Protesters took to the streets of Sham Shui Po for the second night in a row on Tuesday, forcing riot police to again clear the area. But this prompted yet more confrontations with residents, as Altis Wong reports:
Police dismiss suggestions that officers lack training   Listenfacebook
The police on Tuesday rejected suggestions that officers lack firearm training. That’s after one officer dropped his revolver and another lost a bullet while policing demonstrations in the previous two days. Maggie Ho has the details:
HK children happiest in five years   Listenfacebook
Chu Hai College's annual happiness index for schoolchildren suggests they are happier than they've been for the past five years. The overall index rose slightly from 6.7 to 6.8 out of 10 in the annual study, which was done before the anti-extradition protests erupted this summer. More than 4,500 students, from primary three to secondary three, took part in the survey during the last school term. Professor Ho Lok-sang is the director of the college's Polling and Public Opinion Centre. Mike Weeks asked him what had made children happier:

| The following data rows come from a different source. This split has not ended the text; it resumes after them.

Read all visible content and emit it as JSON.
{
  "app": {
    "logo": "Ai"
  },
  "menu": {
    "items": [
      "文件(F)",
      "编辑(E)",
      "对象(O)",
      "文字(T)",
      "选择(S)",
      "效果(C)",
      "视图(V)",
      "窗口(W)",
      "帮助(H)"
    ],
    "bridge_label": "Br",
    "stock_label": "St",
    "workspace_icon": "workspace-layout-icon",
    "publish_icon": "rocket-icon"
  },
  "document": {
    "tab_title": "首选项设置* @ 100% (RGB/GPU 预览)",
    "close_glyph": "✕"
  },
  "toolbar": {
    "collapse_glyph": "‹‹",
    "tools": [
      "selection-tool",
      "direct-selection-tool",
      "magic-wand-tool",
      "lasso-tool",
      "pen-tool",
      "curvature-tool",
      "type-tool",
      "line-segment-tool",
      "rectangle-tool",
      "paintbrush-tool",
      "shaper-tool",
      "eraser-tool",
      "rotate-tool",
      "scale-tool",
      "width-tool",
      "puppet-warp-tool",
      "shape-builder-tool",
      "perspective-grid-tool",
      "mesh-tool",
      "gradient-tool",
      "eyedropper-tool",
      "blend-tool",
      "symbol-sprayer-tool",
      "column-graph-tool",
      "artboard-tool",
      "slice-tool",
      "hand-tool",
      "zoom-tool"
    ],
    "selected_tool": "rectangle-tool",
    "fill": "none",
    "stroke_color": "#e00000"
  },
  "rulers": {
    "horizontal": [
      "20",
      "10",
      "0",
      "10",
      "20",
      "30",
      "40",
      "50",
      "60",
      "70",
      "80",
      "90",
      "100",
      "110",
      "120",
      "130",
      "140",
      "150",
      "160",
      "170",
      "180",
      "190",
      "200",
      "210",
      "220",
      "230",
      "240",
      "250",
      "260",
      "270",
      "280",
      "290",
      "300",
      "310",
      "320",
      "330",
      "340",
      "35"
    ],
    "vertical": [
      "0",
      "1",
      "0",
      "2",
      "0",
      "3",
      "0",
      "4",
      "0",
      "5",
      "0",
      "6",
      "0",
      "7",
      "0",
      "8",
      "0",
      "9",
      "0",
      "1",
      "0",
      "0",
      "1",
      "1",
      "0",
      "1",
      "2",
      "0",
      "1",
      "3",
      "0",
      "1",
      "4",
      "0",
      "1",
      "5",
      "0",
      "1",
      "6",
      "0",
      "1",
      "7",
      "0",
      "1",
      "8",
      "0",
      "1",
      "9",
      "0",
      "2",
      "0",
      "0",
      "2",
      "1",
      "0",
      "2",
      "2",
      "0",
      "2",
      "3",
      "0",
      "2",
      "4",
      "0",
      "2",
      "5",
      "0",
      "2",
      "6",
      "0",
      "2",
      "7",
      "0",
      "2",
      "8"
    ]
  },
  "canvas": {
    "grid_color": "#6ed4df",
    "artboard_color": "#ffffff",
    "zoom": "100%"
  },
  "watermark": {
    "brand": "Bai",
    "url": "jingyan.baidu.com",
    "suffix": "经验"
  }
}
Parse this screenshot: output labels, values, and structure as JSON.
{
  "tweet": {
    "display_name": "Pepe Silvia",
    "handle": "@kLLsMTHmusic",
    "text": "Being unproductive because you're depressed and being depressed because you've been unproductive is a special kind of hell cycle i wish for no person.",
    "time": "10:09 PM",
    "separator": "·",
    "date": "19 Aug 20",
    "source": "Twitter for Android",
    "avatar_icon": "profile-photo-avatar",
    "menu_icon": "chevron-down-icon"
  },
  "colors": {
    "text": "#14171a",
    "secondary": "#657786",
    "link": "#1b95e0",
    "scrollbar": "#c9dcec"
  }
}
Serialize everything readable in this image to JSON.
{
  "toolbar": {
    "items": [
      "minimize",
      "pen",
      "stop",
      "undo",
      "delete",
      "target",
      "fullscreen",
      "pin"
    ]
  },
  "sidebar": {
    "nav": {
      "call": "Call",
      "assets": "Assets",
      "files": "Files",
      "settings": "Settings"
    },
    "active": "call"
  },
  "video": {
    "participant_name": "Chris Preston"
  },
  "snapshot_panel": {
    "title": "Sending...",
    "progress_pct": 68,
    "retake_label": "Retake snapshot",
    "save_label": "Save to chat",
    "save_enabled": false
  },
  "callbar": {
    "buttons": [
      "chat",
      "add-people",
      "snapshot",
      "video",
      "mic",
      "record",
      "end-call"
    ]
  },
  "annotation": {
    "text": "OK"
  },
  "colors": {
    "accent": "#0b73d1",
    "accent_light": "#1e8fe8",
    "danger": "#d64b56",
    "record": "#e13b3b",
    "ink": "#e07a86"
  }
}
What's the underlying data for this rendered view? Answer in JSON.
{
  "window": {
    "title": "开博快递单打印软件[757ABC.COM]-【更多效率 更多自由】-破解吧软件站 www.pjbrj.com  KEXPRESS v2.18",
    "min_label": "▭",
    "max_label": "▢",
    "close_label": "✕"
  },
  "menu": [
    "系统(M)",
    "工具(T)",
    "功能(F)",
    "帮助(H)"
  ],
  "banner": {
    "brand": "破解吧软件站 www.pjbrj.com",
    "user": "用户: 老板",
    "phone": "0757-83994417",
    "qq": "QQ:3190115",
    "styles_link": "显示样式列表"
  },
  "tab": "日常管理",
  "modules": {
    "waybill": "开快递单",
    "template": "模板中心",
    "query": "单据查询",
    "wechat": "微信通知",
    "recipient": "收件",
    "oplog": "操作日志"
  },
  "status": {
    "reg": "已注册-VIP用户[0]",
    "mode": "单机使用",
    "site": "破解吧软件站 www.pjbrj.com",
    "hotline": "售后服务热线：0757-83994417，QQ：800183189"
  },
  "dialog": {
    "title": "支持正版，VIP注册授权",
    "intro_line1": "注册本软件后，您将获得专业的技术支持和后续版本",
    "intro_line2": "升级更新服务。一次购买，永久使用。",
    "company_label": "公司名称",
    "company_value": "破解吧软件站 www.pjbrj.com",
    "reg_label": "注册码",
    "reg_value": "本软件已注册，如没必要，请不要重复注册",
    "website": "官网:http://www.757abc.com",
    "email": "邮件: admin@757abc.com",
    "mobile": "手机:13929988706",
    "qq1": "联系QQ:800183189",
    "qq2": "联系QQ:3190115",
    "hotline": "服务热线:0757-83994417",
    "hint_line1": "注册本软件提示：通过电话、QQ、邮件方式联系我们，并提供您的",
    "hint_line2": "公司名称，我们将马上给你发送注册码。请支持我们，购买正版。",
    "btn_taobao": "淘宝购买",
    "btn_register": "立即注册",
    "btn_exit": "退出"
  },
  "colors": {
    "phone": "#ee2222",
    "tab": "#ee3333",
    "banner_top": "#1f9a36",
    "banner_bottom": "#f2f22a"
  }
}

Law called for to ensure equality of website accessibility   Listenfacebook
The Hong Kong Blind Union has called on the government to enact laws to make websites and applications of local companies accessible to the visually impaired. The group said the visually disabled usually use the screen-reading function on smartphones and on computers to read but some software of online shops and local news agencies aren’t compatible with that. Its president Chong Chan-yau said that prevents blind people from enjoying the same rights as others. He pointed out they have no problem in reading most international media outlets. Chong told Candice Wong that it’s high time Hong Kong ensured that everyone can read and use all local websites: